• _Assignment_
Report the count of lines below in which the string "Disk" occurs; include nothing else.

Element data from apps and pages
..............................

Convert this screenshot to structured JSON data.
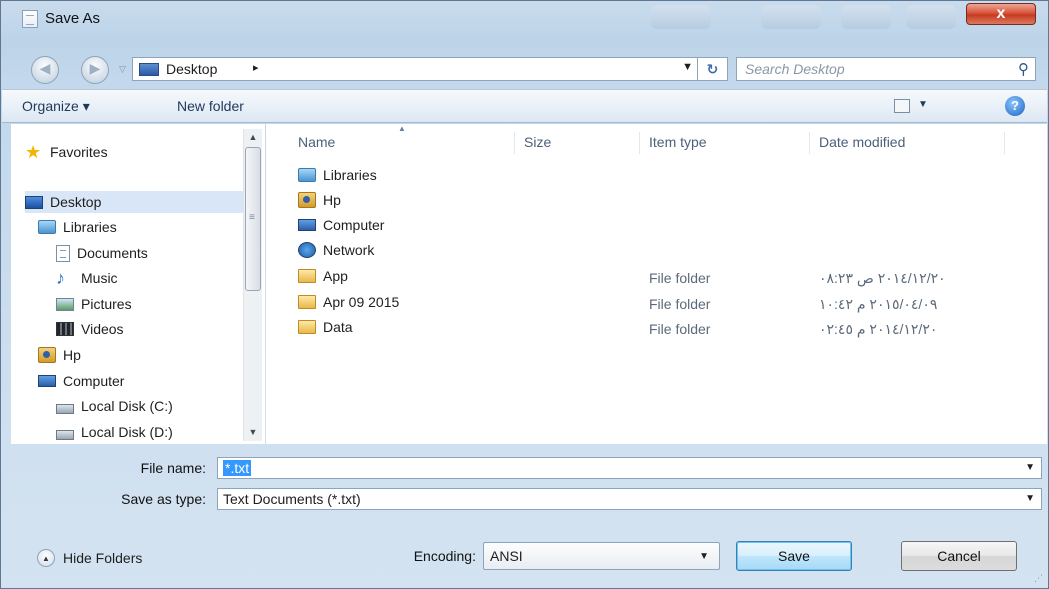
{
  "window": {
    "title": "Save As",
    "close_label": "x"
  },
  "address": {
    "crumb": "Desktop",
    "crumb_arrow": "▸",
    "refresh_glyph": "↻"
  },
  "search": {
    "placeholder": "Search Desktop"
  },
  "toolbar": {
    "organize": "Organize ▾",
    "new_folder": "New folder",
    "help": "?"
  },
  "nav": {
    "items": [
      {
        "label": "Favorites",
        "icon": "star-icon"
      },
      {
        "label": "Desktop",
        "icon": "desktop-icon"
      },
      {
        "label": "Libraries",
        "icon": "libraries-icon"
      },
      {
        "label": "Documents",
        "icon": "document-icon"
      },
      {
        "label": "Music",
        "icon": "music-icon"
      },
      {
        "label": "Pictures",
        "icon": "pictures-icon"
      },
      {
        "label": "Videos",
        "icon": "video-icon"
      },
      {
        "label": "Hp",
        "icon": "user-folder-icon"
      },
      {
        "label": "Computer",
        "icon": "computer-icon"
      },
      {
        "label": "Local Disk (C:)",
        "icon": "drive-c-icon"
      },
      {
        "label": "Local Disk (D:)",
        "icon": "drive-icon"
      }
    ]
  },
  "columns": {
    "name": "Name",
    "size": "Size",
    "type": "Item type",
    "date": "Date modified"
  },
  "files": [
    {
      "name": "Libraries",
      "icon": "libraries-icon",
      "type": "",
      "date": ""
    },
    {
      "name": "Hp",
      "icon": "user-folder-icon",
      "type": "",
      "date": ""
    },
    {
      "name": "Computer",
      "icon": "computer-icon",
      "type": "",
      "date": ""
    },
    {
      "name": "Network",
      "icon": "network-icon",
      "type": "",
      "date": ""
    },
    {
      "name": "App",
      "icon": "folder-icon",
      "type": "File folder",
      "date": "٢٠١٤/١٢/٢٠ ص ٠٨:٢٣"
    },
    {
      "name": "Apr 09 2015",
      "icon": "folder-icon",
      "type": "File folder",
      "date": "٢٠١٥/٠٤/٠٩ م ١٠:٤٢"
    },
    {
      "name": "Data",
      "icon": "folder-icon",
      "type": "File folder",
      "date": "٢٠١٤/١٢/٢٠ م ٠٢:٤٥"
    }
  ],
  "form": {
    "file_name_label": "File name:",
    "file_name_value": "*.txt",
    "save_type_label": "Save as type:",
    "save_type_value": "Text Documents (*.txt)",
    "encoding_label": "Encoding:",
    "encoding_value": "ANSI"
  },
  "footer": {
    "hide_folders": "Hide Folders",
    "save": "Save",
    "cancel": "Cancel"
  }
}
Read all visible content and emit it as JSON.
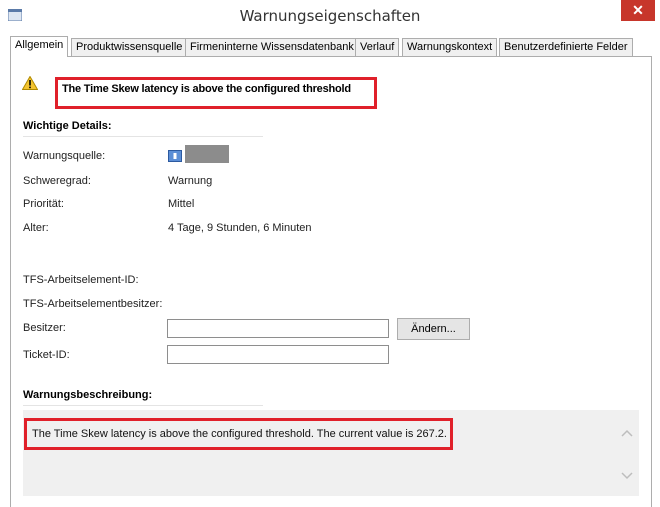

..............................

• _Solution to the exercise_
2